Visitatio Sepulchri - Gregorian Chant - Dramatical Celebrations for Passion and Easter in Padua Cathedral, 12th and 14th Century

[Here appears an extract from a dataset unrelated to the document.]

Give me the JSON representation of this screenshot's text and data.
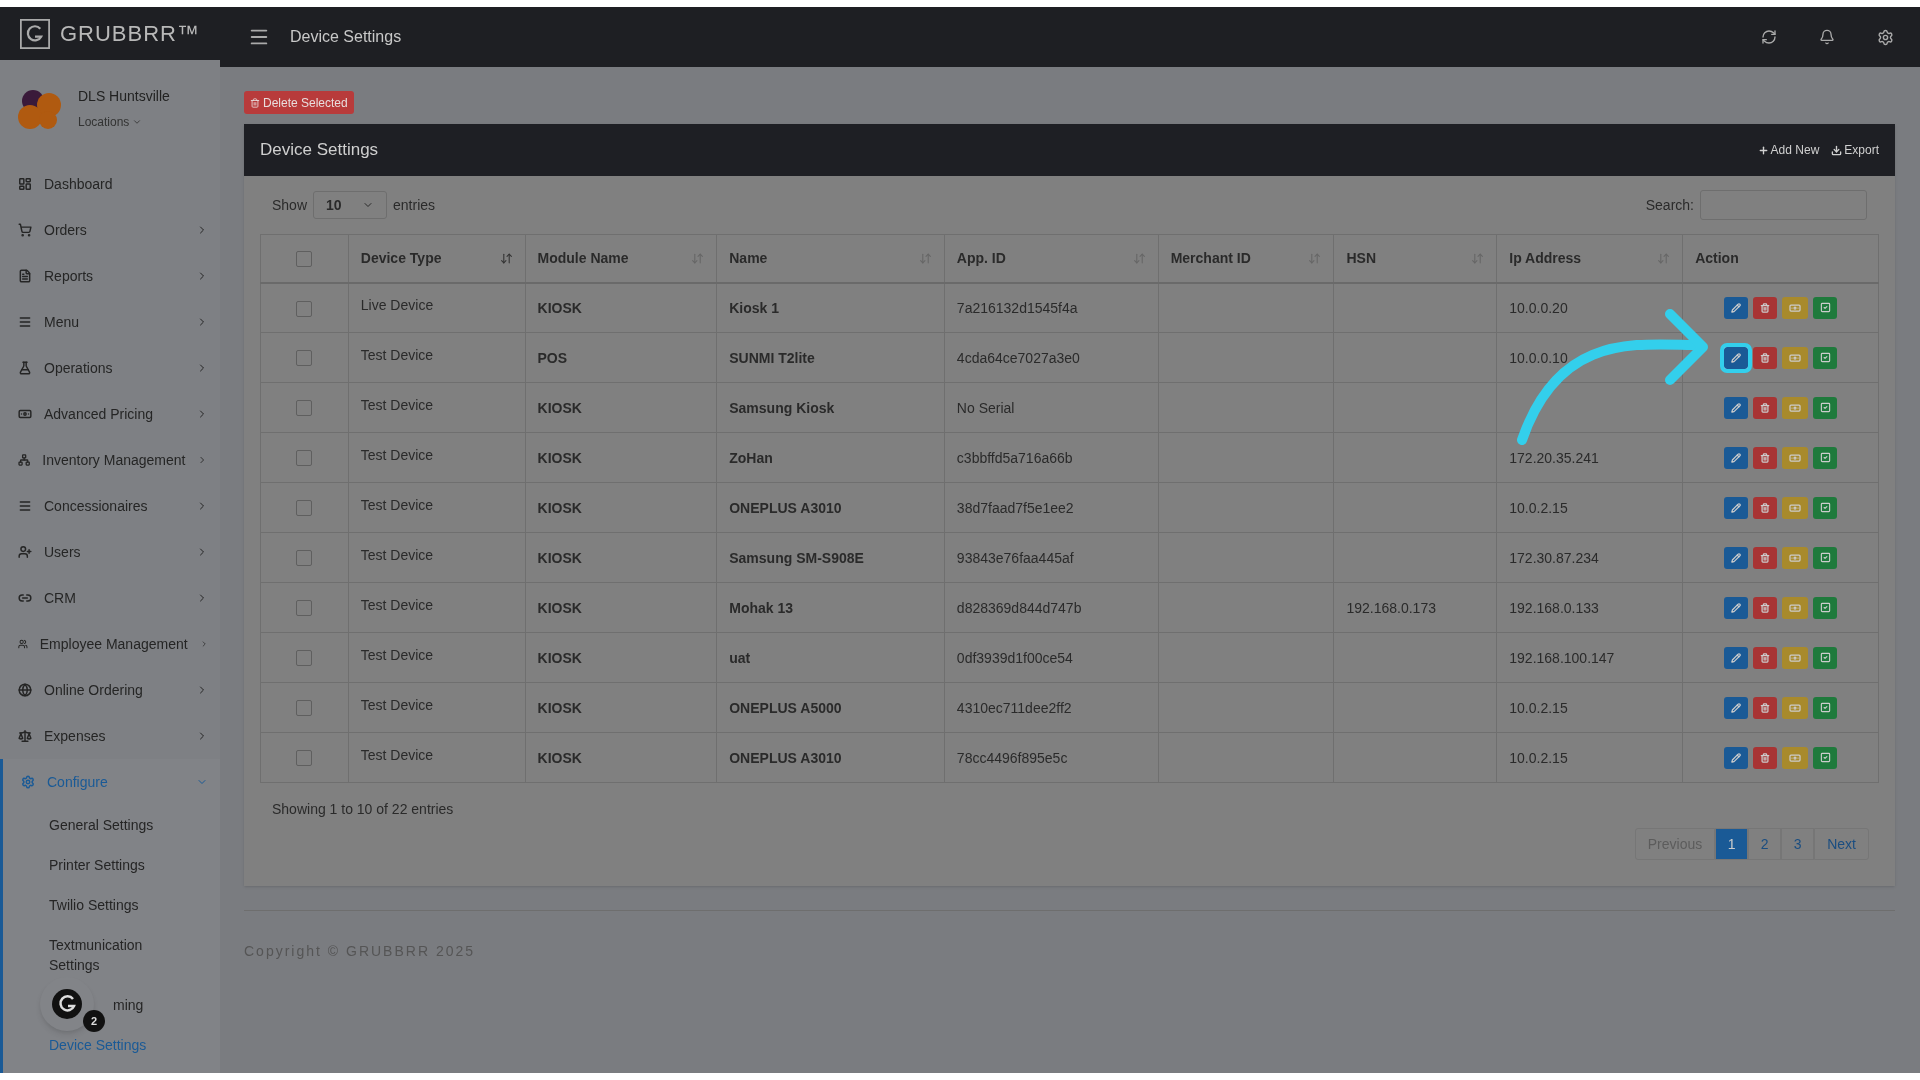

The cities of Padua and Cividale, in northeastern Italy, preserve the most numerous and interesting testimonies concerning the dramatic representations that accompanied liturgical celebrations during the Middle Ages. In the cathedral of Padua, in particular, dramatized Offices constituted an enduring and extended practice which may be reconstructed thanks to a series of manuscript sources dating from the 13th and 15th centuries and preserved in the Biblioteca Capitolare of the Curia Vescovile: the Liber Ordinarius, ms. E57 (13th c. ) and the two Processionals, mss. C55 and C56 (14th-15th c. ). In the rich and variegated musical-liturgical repertoire of Paduan tradition, two items stand out for both dimension and quality: the chants intended for the Holy Triduum and the Visitatio sepulchri. During the celebration of the Easter Office, in fact, when the mystery of the Passion is revealed through the triumph of the Resurrection, the rites celebrated in the cathedral were transformed into veritable liturgical dramas, recited and sung by actors, and supported by a staging which was appropriate to the events enacted.